Slightly Recommended to late '80s B-movie action buffs or diehard Neeson fans curious to see him rock a southern accent. Firefly fans take note: Jayne plays a pretty badass evil henchman in this one, and helps pushes the film across the edge into enjoyable status.

Ninja Assassin (2009)

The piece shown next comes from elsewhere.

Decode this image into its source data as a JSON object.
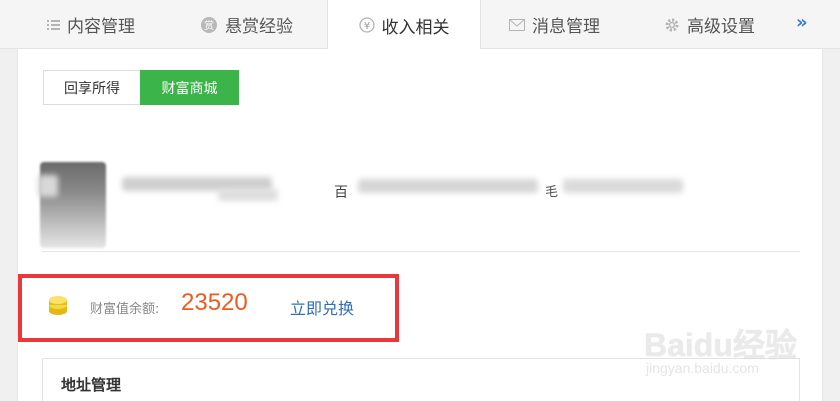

Cool, if slight American ninja flick from the Wachowski Brothers and James McTeigue with a Korean actor playing the lead ninja. The story involves an exiled ninja, one of the best, who left his clan after the death of a woman he loved. He attempts to avoid being recognized by enemy clan members and authority figures (namely a suspicious Interpol agent), but ends up getting caught up in the investigation of the clans' assassination trade. The story is stupid, and follows every cliche of this type of movie one could imagine. However, they could have easily gotten away with that on sheer style which, aside from the action sequences, is not really there. The action is easily the high water mark of the film, and the beats where they just show ninjas doing their thing in glorious (albeit CGI-ed) motion are pretty successful. But inevitably, there isn't enough action, and the film crumbles under the weight of its own irrelevance. Plus, the goddam Japanese assassin everyone keeps talking about is not only obviously Korean by his Chevy Chase, but Bee (Rain) is a GODDAM KOREAN POP SUPERSTAR!! I hope they reaped the benefits off of that casting choice (aka Korean cash money), because it's really distracting and illegitimizes the film from the getgo.

Slightly Recommended to fans of ninja B-movies or really thin spectacles a la the Wachowski's Speed Racer. Remember, after Matrix and Bound, when the Wachowski's were the baddest motherfuckers in Hollywood? Then one of them became a woman, then they ruined their greatest creation with pretension and greed, and now, keep trying to prove themselves with bastardized movies of good concepts. Sigh.

44 Inch Chest (2010)

Stupendously badass, ideally cast chamber piece (har har) about a group of old English cads who take care of one of their own after his wife leaves him. Ray Winstone plays the beleaguered husband, and John Hurt, Tom Wilkinson, Ian McShane, and Stephen Dillane play his friends, who have obviously gone back with Winstone far enough to risk their own life and limb for his mental and physical well being. That's all I'll reveal, but I'll say that fans of high-tension, one location-based dramas should definitely take an interest here; the dialogue, and the magnificent acting, are exceptionally strong, hilarious at points and quite painful in others.

Highly recommended for fans of the cast, or films like Reservoir Dogs or Tape where they seem to never leave one location. I had heard some disparaging things about this one, turns out it was all bullshit. Special props to Hurt for his poison-veined, wiry codger, who gives the marvelous actor his best character in recent memory.